The new package of the two bills floated Thursday is also in line with the Yoon Suk-yeol administration’s earlier announcement to nurture some 150,000 semiconductor engineers in the next 10 years in order to shore up the industry.
Keeping and strengthening the global competitiveness of the local chip industry is crucial for South Korea, as semiconductors are used as core components for a wide range of products from smartphones to cars. The country’s two chip giants -- Samsung Electronics and SK hynix -- are frontrunners in the global chip industry, but are facing fiercer competition from rivals in the US, Taiwan and China.
The US, in particular, is accelerating support for the chip industry. Last week, both houses of Congress passed a bill called the Chips and Science Act, or CHIPS Act, which contains $52 billion in federal support for the semiconductor industry and offers billions more in tax credit to spur investment in chip manufacturing.
On Wednesday, US House Speaker Nancy Pelosi, who is on an Asia trip, met with Mark Liu, chairman of Taiwan Semiconductor Manufacturing Co. The meeting came as TSMC, which is building a chip factory in Arizona, is reportedly considering expanding the project.
Taiwan, home to TSMC, the world’s biggest contract chipmaker, has been boosting its semiconductor industry with systematic policies and nurturing a thriving chip ecosystem based on private enterprises armed with innovative technologies.
China is also catching up fast. It aims to raise its share of homemade semiconductors to 70 percent by 2025 and in the longer term replace most cutting-edge chips with domestically produced ones.
Currently, Samsung and TSMC are dominating the high-end chip manufacturing in China, but the Chinese government’s aggressive support policy for its own chip sector could change the market structure -- an outlook that is prompting the US to come up with measures such as CHIPS Act to keep China at bay in the high-tech field.
As far as the chip rivalry is concerned, South Korea is in a tricky position.
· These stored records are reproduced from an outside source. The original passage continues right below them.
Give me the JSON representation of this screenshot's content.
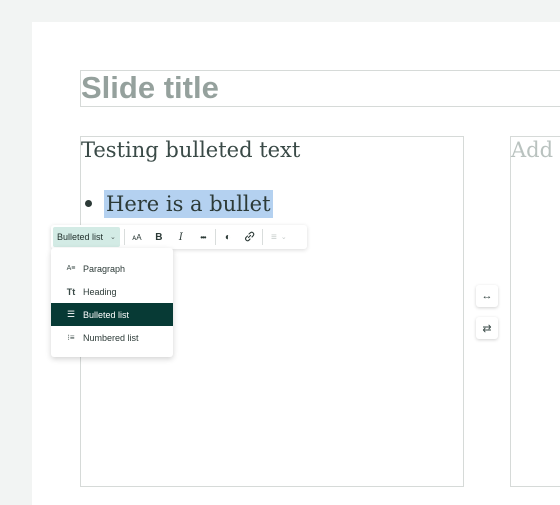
{
  "slide": {
    "title": "Slide title",
    "body_heading": "Testing bulleted text",
    "bullet": "Here is a bullet",
    "right_placeholder": "Add t"
  },
  "toolbar": {
    "style_select_label": "Bulleted list",
    "buttons": [
      {
        "name": "text-size-icon",
        "glyph": "ᴀA"
      },
      {
        "name": "bold-icon",
        "glyph": "B"
      },
      {
        "name": "italic-icon",
        "glyph": "I"
      },
      {
        "name": "more-icon",
        "glyph": "•••"
      },
      {
        "name": "highlight-icon",
        "glyph": "◐"
      },
      {
        "name": "link-icon",
        "glyph": "🔗"
      },
      {
        "name": "align-icon",
        "glyph": "≡"
      }
    ]
  },
  "dropdown": {
    "items": [
      {
        "label": "Paragraph",
        "icon": "paragraph-icon",
        "glyph": "A≡",
        "selected": false
      },
      {
        "label": "Heading",
        "icon": "heading-icon",
        "glyph": "Tt",
        "selected": false
      },
      {
        "label": "Bulleted list",
        "icon": "bulleted-list-icon",
        "glyph": "☰",
        "selected": true
      },
      {
        "label": "Numbered list",
        "icon": "numbered-list-icon",
        "glyph": "⁝≡",
        "selected": false
      }
    ]
  },
  "side_buttons": [
    {
      "name": "resize-horizontal-icon",
      "glyph": "↔"
    },
    {
      "name": "swap-icon",
      "glyph": "⇄"
    }
  ],
  "colors": {
    "accent_dark": "#073a35",
    "select_bg": "#d3ebe5",
    "selection_highlight": "#b4d1f0"
  }
}
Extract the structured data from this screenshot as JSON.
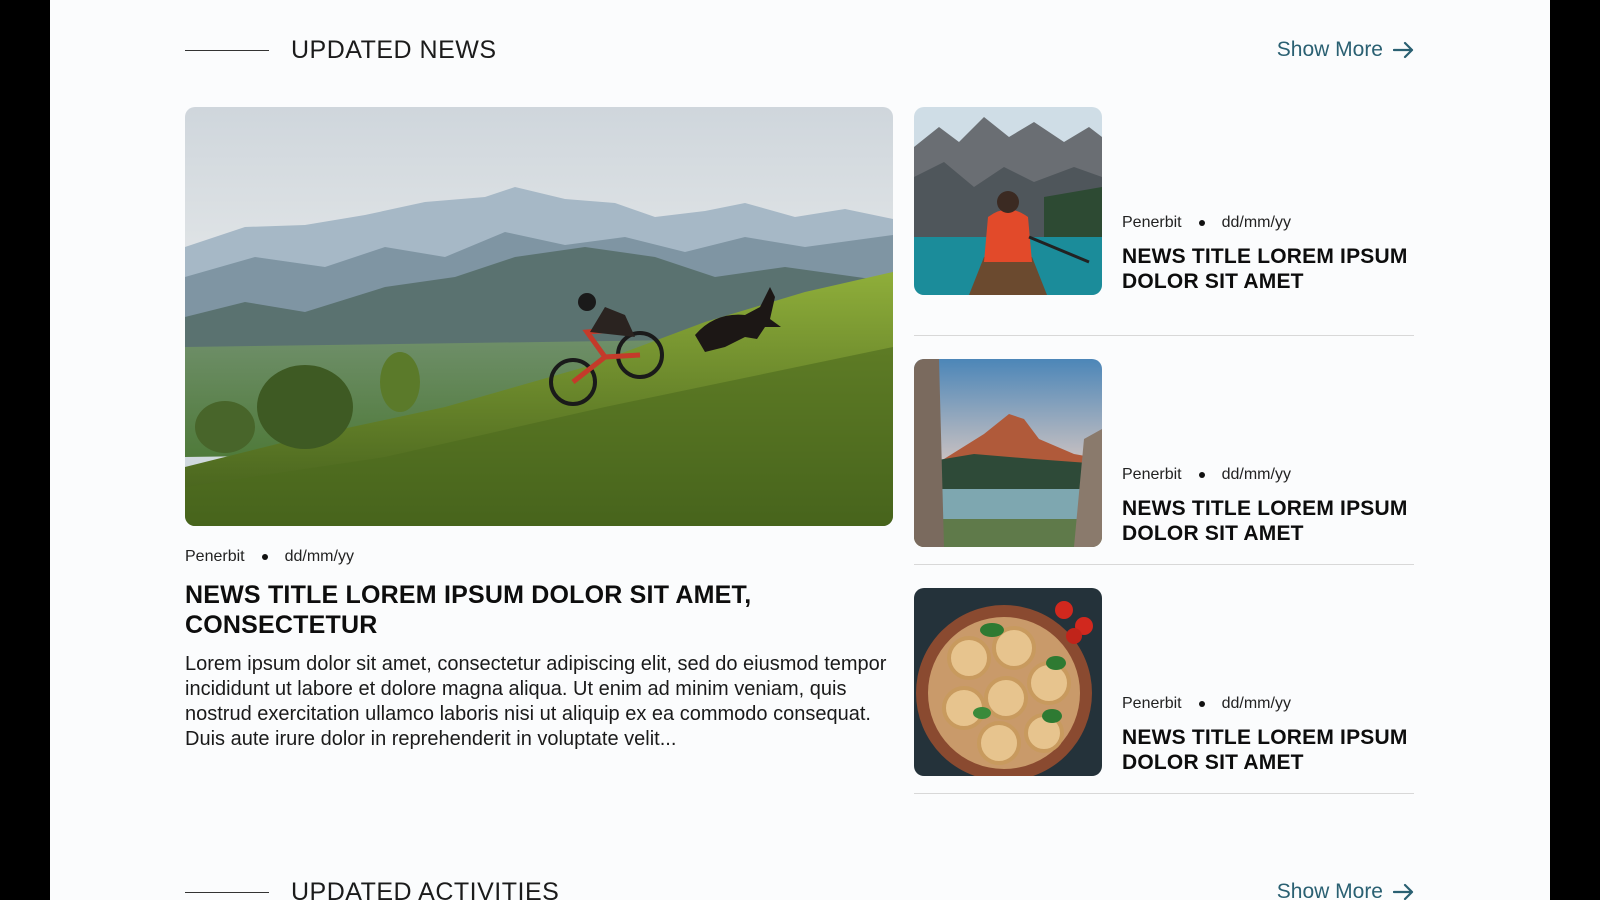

China is clearly an important source of exports for Korean chipmakers, but at the same time the country could pose a threat once its homegrown chip manufacturing surpasses a certain threshold. The US is also pushing South Korea and other chipmaking countries to make a choice, as the CHIPS Act comes with restrictions regarding future investments in China.
Given the cutthroat global competition, there is no doubt that South Korea needs to help the semiconductor sector to sharpen its competitive edge and nurture more chip talents for the future. To that end, policymakers should refine support policies and help local chipmakers navigate the complex global chip market.